- Stored data -
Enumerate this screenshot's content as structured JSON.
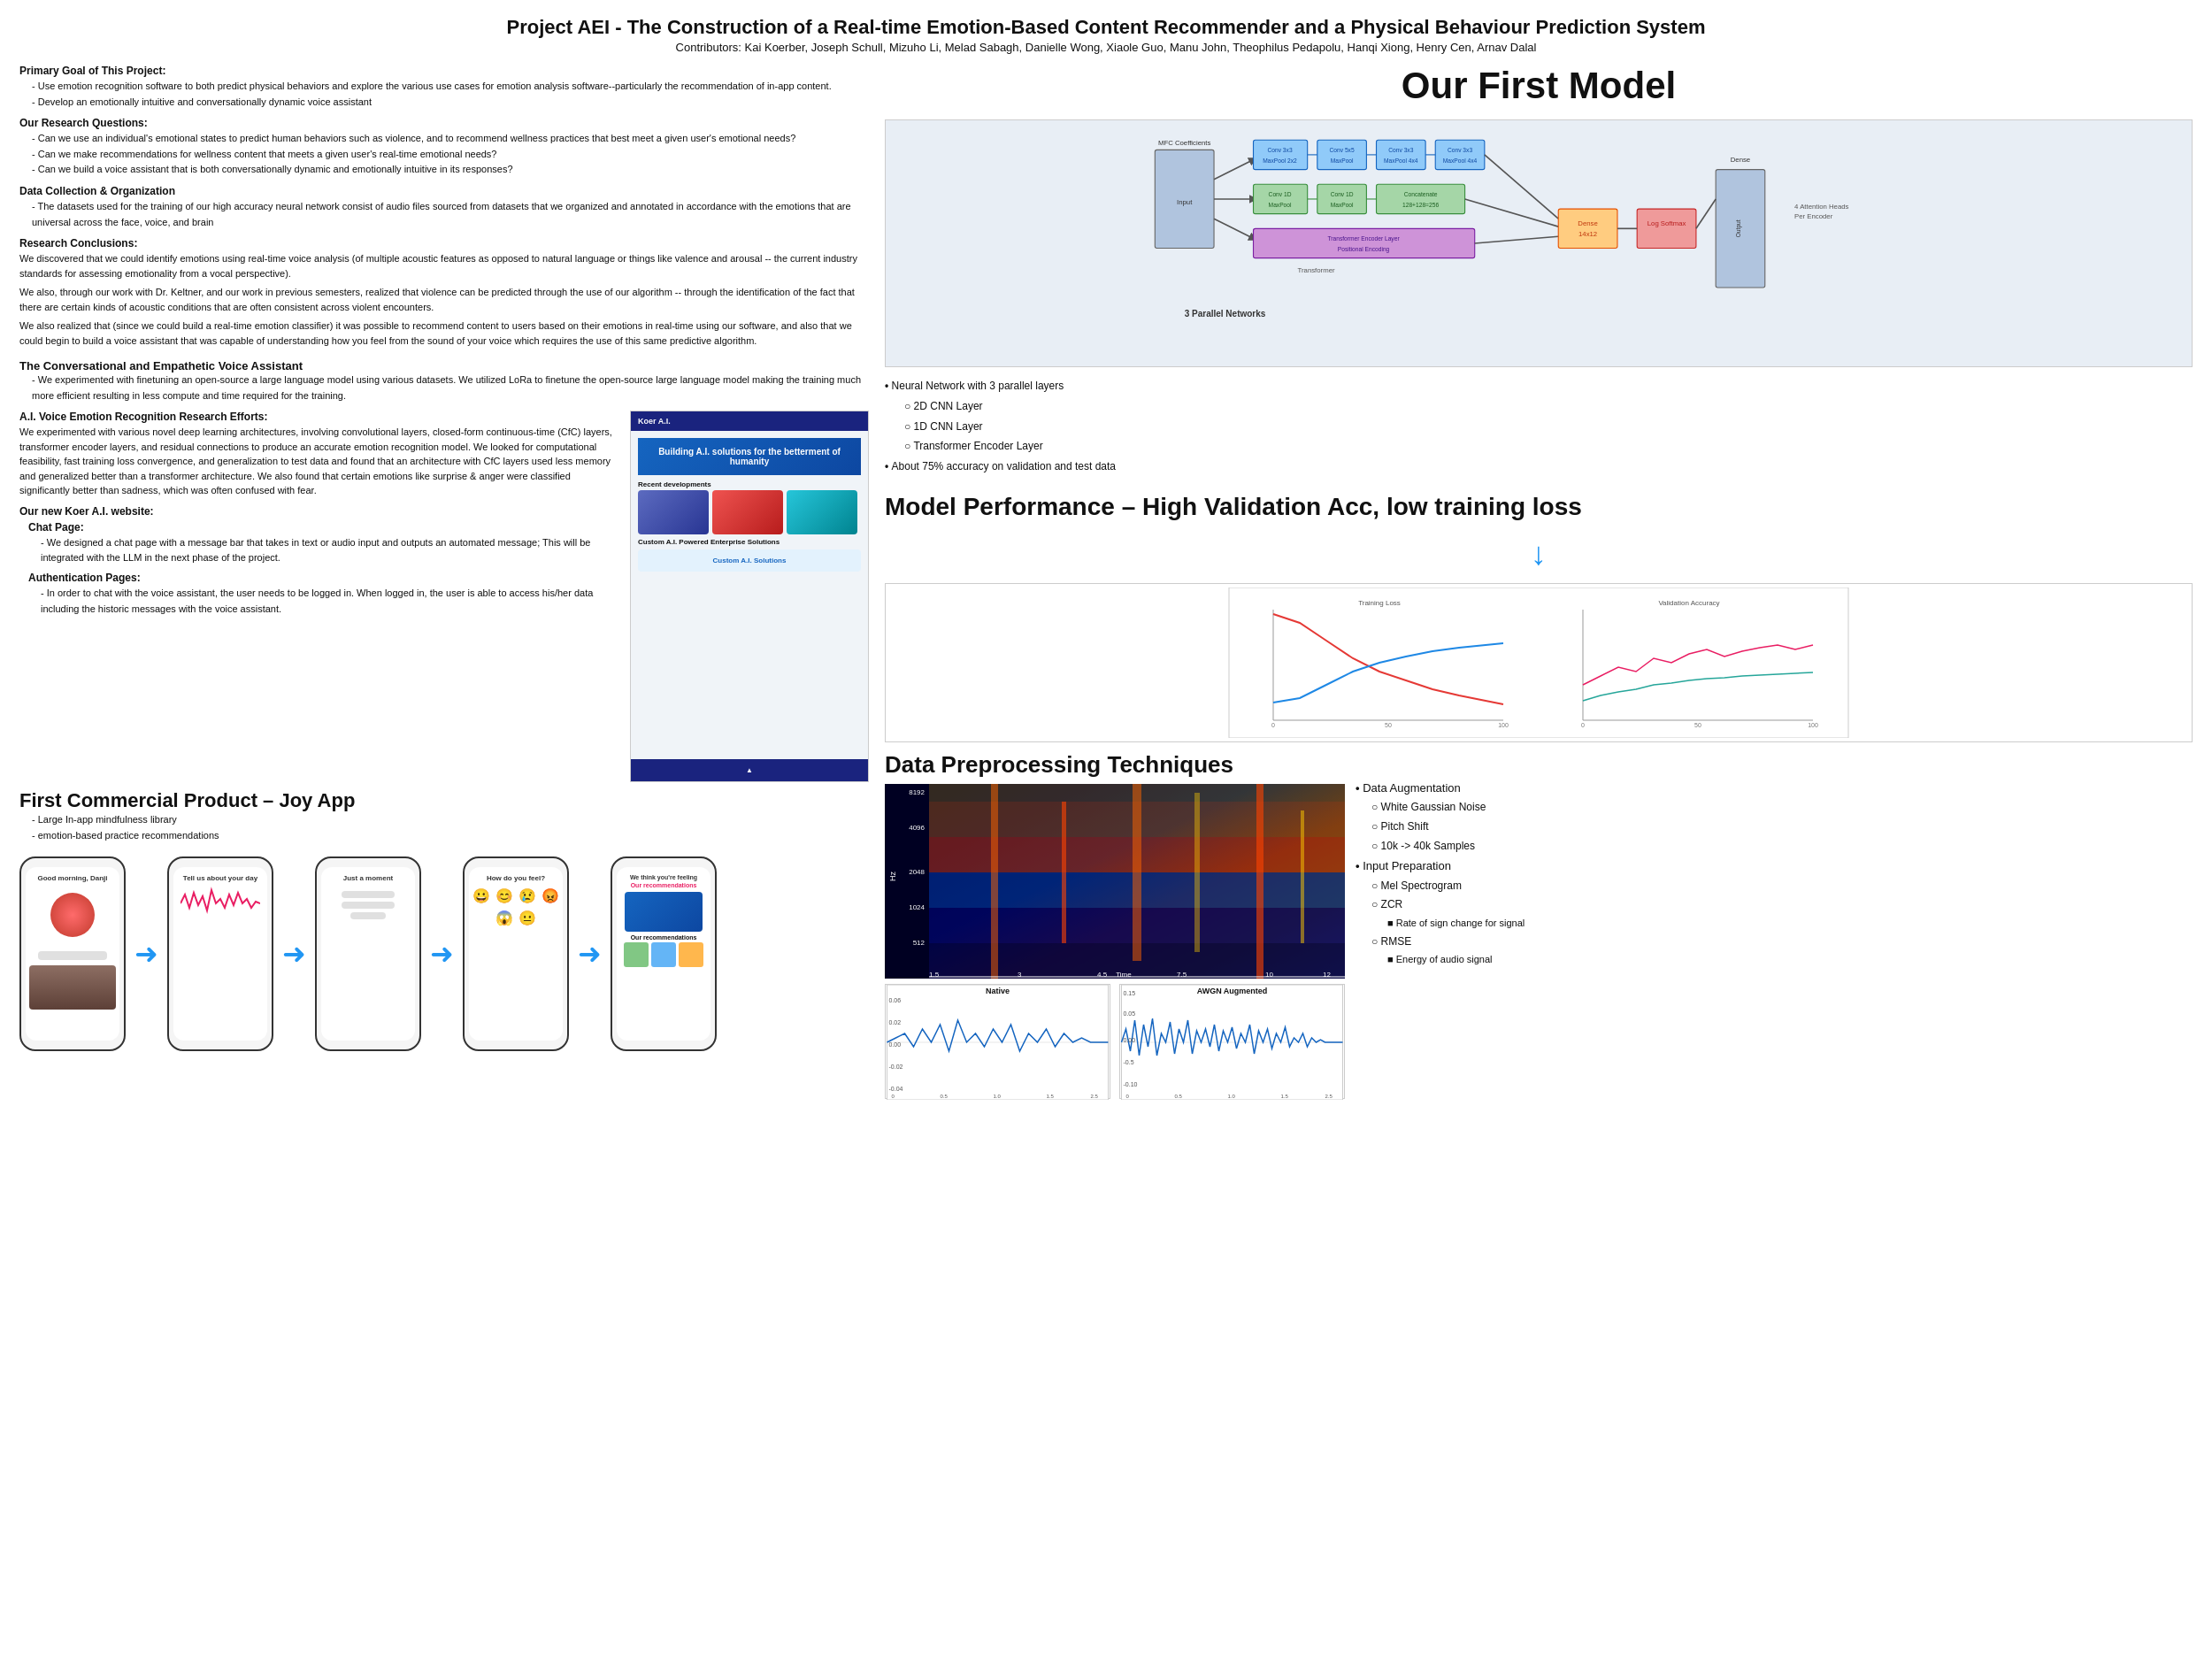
{
  "header": {
    "title": "Project AEI - The Construction of a Real-time Emotion-Based Content Recommender and a Physical Behaviour Prediction System",
    "contributors": "Contributors: Kai Koerber, Joseph Schull, Mizuho Li, Melad Sabagh, Danielle Wong, Xiaole Guo, Manu John, Theophilus Pedapolu, Hanqi Xiong, Henry Cen, Arnav Dalal"
  },
  "left": {
    "primary_goal_heading": "Primary Goal of This Project:",
    "primary_goal_items": [
      "Use emotion recognition software to both predict physical behaviors and explore the various use cases for emotion analysis software--particularly the recommendation of in-app content.",
      "Develop an emotionally intuitive and conversationally dynamic voice assistant"
    ],
    "research_q_heading": "Our Research Questions:",
    "research_q_items": [
      "Can we use an individual's emotional states to predict human behaviors such as violence, and to recommend wellness practices that best meet a given user's emotional needs?",
      "Can we make recommendations for wellness content that meets a given user's real-time emotional needs?",
      "Can we build a voice assistant that is both conversationally dynamic and emotionally intuitive in its responses?"
    ],
    "data_collection_heading": "Data Collection & Organization",
    "data_collection_items": [
      "The datasets used for the training of our high accuracy neural network consist of audio files sourced from datasets that we organized and annotated in accordance with the emotions that are universal across the face, voice, and brain"
    ],
    "research_conclusions_heading": "Research Conclusions:",
    "research_conclusions_text": [
      "We discovered that we could identify emotions using real-time voice analysis (of multiple acoustic features as opposed to natural language or things like valence and arousal -- the current industry standards for assessing emotionality from a vocal perspective).",
      "We also, through our work with Dr. Keltner, and our work in previous semesters, realized that violence can be predicted through the use of our algorithm -- through the identification of the fact that there are certain kinds of acoustic conditions that are often consistent across violent encounters.",
      "We also realized that (since we could build a real-time emotion classifier) it was possible to recommend content to users based on their emotions in real-time using our software, and also that we could begin to build a voice assistant that was capable of understanding how you feel from the sound of your voice which requires the use of this same predictive algorithm."
    ],
    "voice_assistant_heading": "The Conversational and Empathetic Voice Assistant",
    "voice_assistant_items": [
      "We experimented with finetuning an open-source a large language model using various datasets. We utilized LoRa to finetune the open-source large language model making the training much more efficient resulting in less compute and time required for the training."
    ],
    "ai_voice_heading": "A.I. Voice Emotion Recognition Research Efforts:",
    "ai_voice_text": "We experimented with various novel deep learning architectures, involving convolutional layers, closed-form continuous-time (CfC) layers, transformer encoder layers, and residual connections to produce an accurate emotion recognition model. We looked for computational feasibility, fast training loss convergence, and generalization to test data and found that an architecture with CfC layers used less memory and generalized better than a transformer architecture. We also found that certain emotions like surprise & anger were classified significantly better than sadness, which was often confused with fear.",
    "website_heading": "Our new Koer A.I. website:",
    "chat_page_heading": "Chat Page:",
    "chat_page_text": "We designed a chat page with a message bar that takes in text or audio input and outputs an automated message; This will be integrated with the LLM in the next phase of the project.",
    "auth_page_heading": "Authentication Pages:",
    "auth_page_text": "In order to chat with the voice assistant, the user needs to be logged in. When logged in, the user is able to access his/her data including the historic messages with the voice assistant.",
    "commercial_title": "First Commercial Product – Joy App",
    "commercial_items": [
      "Large In-app mindfulness library",
      "emotion-based practice recommendations"
    ],
    "website": {
      "header_text": "Koer A.I.",
      "hero_text": "Building A.I. solutions for the betterment of humanity",
      "recent_label": "Recent developments",
      "custom_label": "Custom A.I. Powered Enterprise Solutions"
    }
  },
  "right": {
    "first_model_title": "Our First Model",
    "nn_bullets": [
      {
        "level": 1,
        "text": "Neural Network with 3 parallel layers"
      },
      {
        "level": 2,
        "text": "2D CNN Layer"
      },
      {
        "level": 2,
        "text": "1D CNN Layer"
      },
      {
        "level": 2,
        "text": "Transformer Encoder Layer"
      },
      {
        "level": 1,
        "text": "About 75% accuracy on validation and test data"
      }
    ],
    "model_perf_title": "Model Performance – High Validation Acc, low training loss",
    "data_prep_title": "Data Preprocessing Techniques",
    "data_prep_items": [
      {
        "level": 1,
        "text": "Data Augmentation"
      },
      {
        "level": 2,
        "text": "White Gaussian Noise"
      },
      {
        "level": 2,
        "text": "Pitch Shift"
      },
      {
        "level": 2,
        "text": "10k -> 40k Samples"
      },
      {
        "level": 1,
        "text": "Input Preparation"
      },
      {
        "level": 2,
        "text": "Mel Spectrogram"
      },
      {
        "level": 2,
        "text": "ZCR"
      },
      {
        "level": 3,
        "text": "Rate of sign change for signal"
      },
      {
        "level": 2,
        "text": "RMSE"
      },
      {
        "level": 3,
        "text": "Energy of audio signal"
      }
    ],
    "spec_y_labels": [
      "8192",
      "4096",
      "2048",
      "1024",
      "512"
    ],
    "spec_x_label": "Time",
    "waveform_left_title": "Native",
    "waveform_right_title": "AWGN Augmented",
    "phones": [
      {
        "screen_text": "Good morning, Danji",
        "sub_text": ""
      },
      {
        "screen_text": "Tell us about your day",
        "sub_text": ""
      },
      {
        "screen_text": "Just a moment",
        "sub_text": ""
      },
      {
        "screen_text": "How do you feel?",
        "sub_text": ""
      },
      {
        "screen_text": "We think you're feeling",
        "sub_text": "Our recommendations"
      }
    ]
  }
}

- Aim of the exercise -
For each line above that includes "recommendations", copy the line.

- Response box -
      "Can we make recommendations for wellness content that meets a given user's real-time emotional needs?",
      "emotion-based practice recommendations"
        "sub_text": "Our recommendations"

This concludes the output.